This doesn’t prove that Joseph Smith didn’t have mysterious golden tablets that later disappeared, or that an Angel of God didn’t appear to him and help him translate them. IT does raise a question of whether he deliberately fabricated or deluded himself into believing that he was correctly translating one of the fundamental scriptures of the Mormon religion.  

While all the world’s religions rely on dubious claims in writings of uncertain provenance, only those of the Mormon religion involve ones that are manifestly falsifiable, and in the case of the Book of Abraham, apparently manifestly false.  So singling out Mormonism for special attention as it “comes into the mainstream,” is appropriate.

Beyond the original scriptures the Mormon Church relies on ‘Revelations’ from Church leaders to determine doctrine.  There is one such more modern Revelation that is sufficiently relevant to the current Presidential Campaign that I would love for Mr. Romney to address it.

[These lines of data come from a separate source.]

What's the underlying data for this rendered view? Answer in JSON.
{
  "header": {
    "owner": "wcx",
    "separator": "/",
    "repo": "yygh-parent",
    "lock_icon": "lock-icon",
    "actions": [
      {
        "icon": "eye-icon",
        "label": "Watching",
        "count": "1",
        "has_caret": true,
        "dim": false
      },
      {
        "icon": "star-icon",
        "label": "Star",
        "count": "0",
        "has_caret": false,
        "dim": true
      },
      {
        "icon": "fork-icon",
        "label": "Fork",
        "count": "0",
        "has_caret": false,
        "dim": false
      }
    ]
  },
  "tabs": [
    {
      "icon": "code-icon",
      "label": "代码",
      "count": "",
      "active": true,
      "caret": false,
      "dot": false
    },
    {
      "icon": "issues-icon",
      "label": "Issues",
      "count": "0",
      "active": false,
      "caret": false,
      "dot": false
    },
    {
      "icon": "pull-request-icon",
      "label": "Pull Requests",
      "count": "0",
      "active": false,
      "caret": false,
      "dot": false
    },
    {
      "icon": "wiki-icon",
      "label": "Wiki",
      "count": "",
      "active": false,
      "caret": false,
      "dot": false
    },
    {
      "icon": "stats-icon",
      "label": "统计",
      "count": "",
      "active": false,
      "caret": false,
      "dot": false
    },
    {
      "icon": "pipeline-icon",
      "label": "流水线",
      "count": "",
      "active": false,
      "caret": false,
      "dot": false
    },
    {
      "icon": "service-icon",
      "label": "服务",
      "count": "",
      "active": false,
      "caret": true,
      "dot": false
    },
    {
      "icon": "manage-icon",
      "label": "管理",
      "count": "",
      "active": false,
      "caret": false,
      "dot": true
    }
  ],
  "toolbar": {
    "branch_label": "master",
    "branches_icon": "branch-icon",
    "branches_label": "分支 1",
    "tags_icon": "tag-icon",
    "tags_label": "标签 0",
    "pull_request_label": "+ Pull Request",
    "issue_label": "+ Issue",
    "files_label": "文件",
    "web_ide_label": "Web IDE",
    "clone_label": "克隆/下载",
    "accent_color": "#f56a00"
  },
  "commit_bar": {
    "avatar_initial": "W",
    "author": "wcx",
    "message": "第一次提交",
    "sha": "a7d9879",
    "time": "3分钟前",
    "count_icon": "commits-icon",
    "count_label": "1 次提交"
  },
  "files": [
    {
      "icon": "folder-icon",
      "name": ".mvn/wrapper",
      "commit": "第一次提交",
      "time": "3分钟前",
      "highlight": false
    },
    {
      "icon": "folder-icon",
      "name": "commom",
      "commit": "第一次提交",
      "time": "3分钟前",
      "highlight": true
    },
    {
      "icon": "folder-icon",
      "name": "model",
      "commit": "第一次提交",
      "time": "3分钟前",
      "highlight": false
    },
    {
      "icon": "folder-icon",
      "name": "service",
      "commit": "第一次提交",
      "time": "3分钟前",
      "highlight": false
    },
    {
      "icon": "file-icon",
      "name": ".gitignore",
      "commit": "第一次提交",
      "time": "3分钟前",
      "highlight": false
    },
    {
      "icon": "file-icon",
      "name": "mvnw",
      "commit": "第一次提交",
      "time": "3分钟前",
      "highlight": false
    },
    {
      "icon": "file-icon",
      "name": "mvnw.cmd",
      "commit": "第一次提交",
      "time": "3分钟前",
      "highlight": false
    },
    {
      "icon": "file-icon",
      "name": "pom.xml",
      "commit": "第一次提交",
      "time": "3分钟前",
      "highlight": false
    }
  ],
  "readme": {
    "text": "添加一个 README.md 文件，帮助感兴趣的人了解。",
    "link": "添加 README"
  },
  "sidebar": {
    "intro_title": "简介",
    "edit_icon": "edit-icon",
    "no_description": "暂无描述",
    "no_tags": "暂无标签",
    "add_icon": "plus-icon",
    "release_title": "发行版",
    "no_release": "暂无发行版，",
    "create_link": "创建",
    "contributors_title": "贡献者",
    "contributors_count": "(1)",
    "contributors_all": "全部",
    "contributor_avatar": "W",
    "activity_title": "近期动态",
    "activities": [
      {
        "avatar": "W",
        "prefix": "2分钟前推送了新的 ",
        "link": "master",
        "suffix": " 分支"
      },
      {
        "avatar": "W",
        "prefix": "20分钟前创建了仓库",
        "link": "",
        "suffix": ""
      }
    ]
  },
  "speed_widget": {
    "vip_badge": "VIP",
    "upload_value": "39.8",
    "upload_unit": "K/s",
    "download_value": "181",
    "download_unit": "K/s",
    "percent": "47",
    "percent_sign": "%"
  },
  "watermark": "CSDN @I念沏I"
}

Black people were traditionally denied membership in the church at the level of priests from its inception until a revelation in 1978.  That awkward and racist practice is now over, but it is interesting to note that the basis of the church’s leadership’s decision at the time does not appear, from the writings of its President at least, to have involved human rights, but rather expediency

The exclusion of blacks was justified by the church on the basis of the claim that their skin color represented the “mark of Cain,”.  Therefore they could not be accepted into the priesthood until a Revelation revealed that God was ready to forgive them.  In 1978, that apparently occurred.  But the church President in his written report of his revelation never repudiated the notion that their skin color did reflect such original sin. It would be worth hearing Romney’s perspective on this now. 

When viewed under the harsh light of modern reality, perhaps Mormonism has more to lose by being brought into the mainstream than it has to gain.   

Lawrence M. Krauss is Director of the Origins Project at Arizona State University.  His most recent book is A Universe from Nothing.